If you prefer a fruitcake that’s more cake than fruit, then White Fruitcake, requested by Tammy Coleman of Acworth, Georgia, is one you’ll love. It’s lightly studded with candied cherries, pineapple, and raisins, brightened with citrus zest. The Orange-Bourbon Glaze is a nod to the tradition of soaking fruitcakes in liquor, but you can substitute more orange juice for the bourbon […]
Jessica Cox of Birmingham writes “I travel 3 hours between gatherings on Christmas Day, and would like a make-ahead dish that can make the long car journey, but isn’t another baked good or dessert.”
We’re happy to share a classic divinity recipe with Anne Horn, of Boyne Falls, Michigan. Made from egg whites and sugar syrup, this old-school candy is light, airy, and super-sweet, even by Southern standards. (Sugar is one of our four basic food groups, right?) There are other recipes on the internet for quick and easy versions, but we think the real […]

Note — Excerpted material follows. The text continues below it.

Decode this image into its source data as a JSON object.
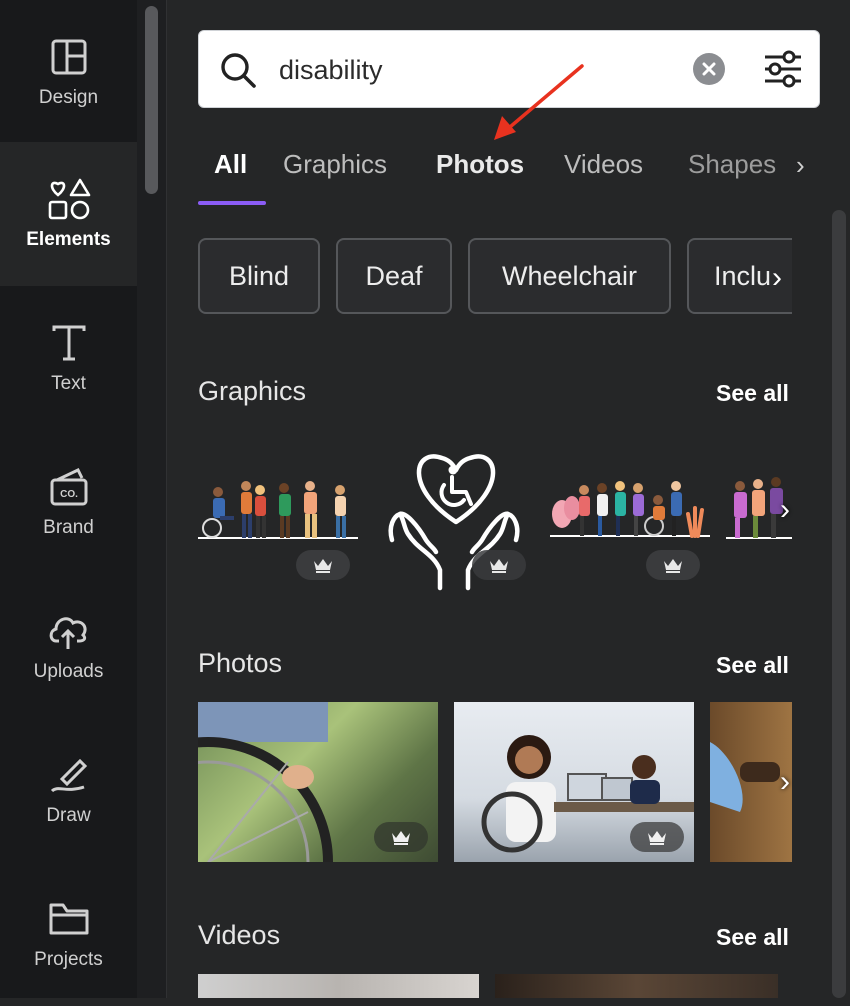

Marla Kay Dandrea of Summerfield, Florida’s requested a recipe for Japanese Fruitcake, like her grandmother used to make. This cake was a big hit in the 40s and 50s, though no one seems to know why a 3-layer spice cake with a yellow layer in the middle and coconut frosting is called “Japanese.” Does anyone know the answer?